Child touching mom's pregnant belly

What Child Care Providers Should Know About Cytomegalovirus (CMV)

What is cytomegalovirus?
Cytomegalovirus (CMV) is a common infection caused by a virus. Most people get infected during their life, but not everyone has symptoms. Some people get very sick from CMV infections. People who are at risk include:

  • People who are immunocompromised. 
  • People who are pregnant, because CMV can harm the fetus.
  • Infants born premature or at a very low weight.

Who gets CMV and how?
CMV is a type of herpesvirus. A person’s first CMV infection is called their primary infection. People get primary CMV infections from direct contact with body fluids. Examples of body fluids are saliva, blood, and urine. Diaper changing, feeding, bathing, and other activities can spread CMV. 

CMV can spread from a pregnant person to a baby before, during, or after birth. 

CMV is tricky because the virus stays inactive, or hidden, in the body after the primary infection. This inactive stage is called a latent infection. 

CMV can reactivate, or flare-up. CMV flare-ups are not common unless someone has a weakened immune system. Think about cold sores, caused by a similar virus. After people get cold sores for the first time, the virus hides in their body. The illness can come back, usually when people are tired, sick, or stressed. The same thing can happen with CMV.

CMV is also tricky because:

  • It spreads quickly. 
  • People infected with CMV may be contagious for weeks, months, or years.
  • People can be reinfected with a different strain of CMV, similar to how people can be infected with different types of the influenza virus. 
  • There are no vaccines for CMV yet.

What are the symptoms of CMV?
A child with CMV may have:

  • Fever
  • Body aches and weakness
  • Sore throat
  • Swollen glands (lymph nodes) in the neck
  • Enlarged liver or spleen

Many children do not have symptoms of CMV infections. However, CMV can be severe, even life-threatening, for people with weakened immune systems and premature infants.

How does CMV impact infants and toddlers?
Young children can easily become infected with CMV and spread the virus.

This is because children get exposed to more viruses and bacteria over time. The body can “remember” the viruses and bacteria and use the “memory” to fight the pathogens when they come back. Infants and toddlers get sick more often because they don’t have the same immune “memory” as older children. 

Is CMV dangerous for people who are pregnant?
If a person is infected with CMV for the first time or has an active infection while they are pregnant, there is a risk they will transmit the CMV virus through their blood to the fetus. This is called congenital CMV and in some cases can be harmful to the fetus.  The best thing is to try to prevent congenital CMV infections:
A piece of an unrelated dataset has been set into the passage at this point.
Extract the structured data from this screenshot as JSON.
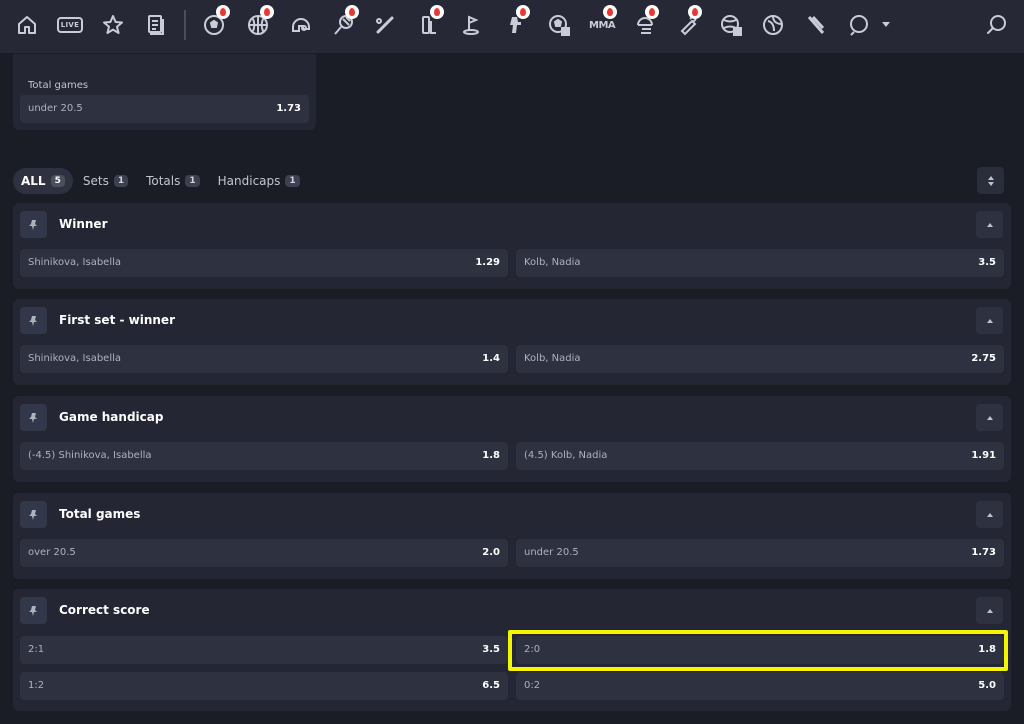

  • People who are pregnant should avoid direct contact with children’s saliva and body fluids. Consider working with children ages 3 and older. 
  • Staff who are pregnant or expecting to become pregnant should consult with their health care provider about their occupational health risks.
  • Program directors might ask staff to complete health assessment forms. Directors can provide reliable information about occupational health risks. 

Should children with CMV stay home?
Most children with CMV do not need to stay home from child care. It is so common, that there are probably other children with CMV in the child care program. Keep children home if they do not feel well enough to participate or if they require more care than can be provided without impacting the care of the other children.

Most children infected with CMV get better on their own. Families should check with their child’s health care provider if they have questions or concerns about their child’s symptoms.

Tips to reduce the risk of CMV

Practicing healthy habits can reduce the risk CMV infections:

  • Practice good handwashing.
  • Wear gloves and wash hands for diaper changes and contact with body fluids.
  • Teach children to cough into their elbow and away from people.
  • Wipe noses with clean tissues, dispose of them properly, and wash your hands.
  • Don’t allow children to share food, bottles, toothbrushes, eating utensils, drinking cups, or mouthed toys.
  • Follow the routine schedule for cleaning, sanitizing, and disinfecting in Caring for Our Children Appendix K. 

Where can I get more information?

Updated July 2023, UCSF California Childcare Health Program